Similar to the home office deduction, there are two ways to track vehicle expenses, and you cannot switch between the two.
- Actual Expenses: To use the actual expense method, you must determine what it actually costs to operate the vehicle for the business portion of its use. This includes gas, oil, repairs, tires, insurance, registration fees, licenses and depreciation (or lease payments) attributable to the portion of the total miles driven that are business miles.
- Standard Mileage Rate: As of July 1, 2022, the standard mileage rate is 62.5 cents per mile. In order to calculate your mileage deduction, you need to keep a careful log. Whether you keep a log book in your car, maintain a spreadsheet or utilize an app like MileIQ or Driversnote for tracking, you must be able to provide documentation for your claimed mileage.
Additional Tips for Expense Tracking:
- Track the Details: Your accountant is not liable for the expenses you provide. Thus, it is important to log expense details. As you track your expenses, be sure to log the vendor, amount paid, date paid and a description of the expense. This information can help your accountant identify any trends and help you be prepared in case of an audit, especially for mileage and meals.
- Keep Your Receipts: Whether you keep physical copies or electronic versions, you need to keep all expense receipts for at least three years for audit verification. Tax returns should be kept for at least seven years.
- Up-to-Date Expenses Can Help with Tax Projections: If you make quarterly payments or want to be prepared for what you will owe in April, having current expense logs can help you and your accountant make accurate projections of your tax liability.

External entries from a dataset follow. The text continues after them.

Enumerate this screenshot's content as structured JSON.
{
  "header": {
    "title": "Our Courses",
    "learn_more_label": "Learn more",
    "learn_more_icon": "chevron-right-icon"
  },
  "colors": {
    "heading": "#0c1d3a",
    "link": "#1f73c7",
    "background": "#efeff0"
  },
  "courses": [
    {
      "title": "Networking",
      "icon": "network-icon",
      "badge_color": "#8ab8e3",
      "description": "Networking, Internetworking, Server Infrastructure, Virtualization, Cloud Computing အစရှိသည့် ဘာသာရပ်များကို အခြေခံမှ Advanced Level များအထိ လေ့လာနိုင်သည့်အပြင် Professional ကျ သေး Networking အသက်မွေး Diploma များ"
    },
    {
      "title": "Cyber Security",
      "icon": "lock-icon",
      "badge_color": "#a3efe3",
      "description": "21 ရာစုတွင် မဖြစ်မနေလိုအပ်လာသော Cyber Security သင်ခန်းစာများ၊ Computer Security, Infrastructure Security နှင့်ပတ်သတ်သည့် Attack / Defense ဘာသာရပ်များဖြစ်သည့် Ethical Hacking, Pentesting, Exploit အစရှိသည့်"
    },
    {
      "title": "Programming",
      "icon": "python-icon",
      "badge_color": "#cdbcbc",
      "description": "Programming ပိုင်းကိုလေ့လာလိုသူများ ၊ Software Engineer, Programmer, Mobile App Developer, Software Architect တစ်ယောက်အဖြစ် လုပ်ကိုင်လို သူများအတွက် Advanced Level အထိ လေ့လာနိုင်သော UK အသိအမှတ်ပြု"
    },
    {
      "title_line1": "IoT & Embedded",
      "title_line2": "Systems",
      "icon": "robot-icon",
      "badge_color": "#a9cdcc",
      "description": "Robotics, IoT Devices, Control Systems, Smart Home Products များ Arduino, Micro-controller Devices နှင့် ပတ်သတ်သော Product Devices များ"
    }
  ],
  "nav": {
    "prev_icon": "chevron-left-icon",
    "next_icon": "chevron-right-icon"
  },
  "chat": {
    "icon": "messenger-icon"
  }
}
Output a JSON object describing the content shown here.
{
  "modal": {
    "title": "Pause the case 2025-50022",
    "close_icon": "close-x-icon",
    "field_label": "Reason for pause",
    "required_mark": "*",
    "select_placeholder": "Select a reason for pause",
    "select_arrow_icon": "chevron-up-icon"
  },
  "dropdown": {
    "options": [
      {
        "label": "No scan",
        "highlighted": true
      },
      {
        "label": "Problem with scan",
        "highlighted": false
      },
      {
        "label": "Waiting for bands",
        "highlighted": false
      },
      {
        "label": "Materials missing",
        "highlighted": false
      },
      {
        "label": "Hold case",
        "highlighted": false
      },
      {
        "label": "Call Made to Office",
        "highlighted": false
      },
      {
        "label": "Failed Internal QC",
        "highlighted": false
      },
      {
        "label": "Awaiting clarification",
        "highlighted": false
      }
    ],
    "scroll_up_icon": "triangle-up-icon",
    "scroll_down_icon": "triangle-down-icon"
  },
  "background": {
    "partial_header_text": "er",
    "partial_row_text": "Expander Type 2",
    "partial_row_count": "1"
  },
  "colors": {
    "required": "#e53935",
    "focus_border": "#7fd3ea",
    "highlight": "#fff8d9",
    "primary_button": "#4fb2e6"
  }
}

Looking for a handy tool to track your expenses? We’ve developed a two different spreadsheets for you to utilize – for free! Happy accounting!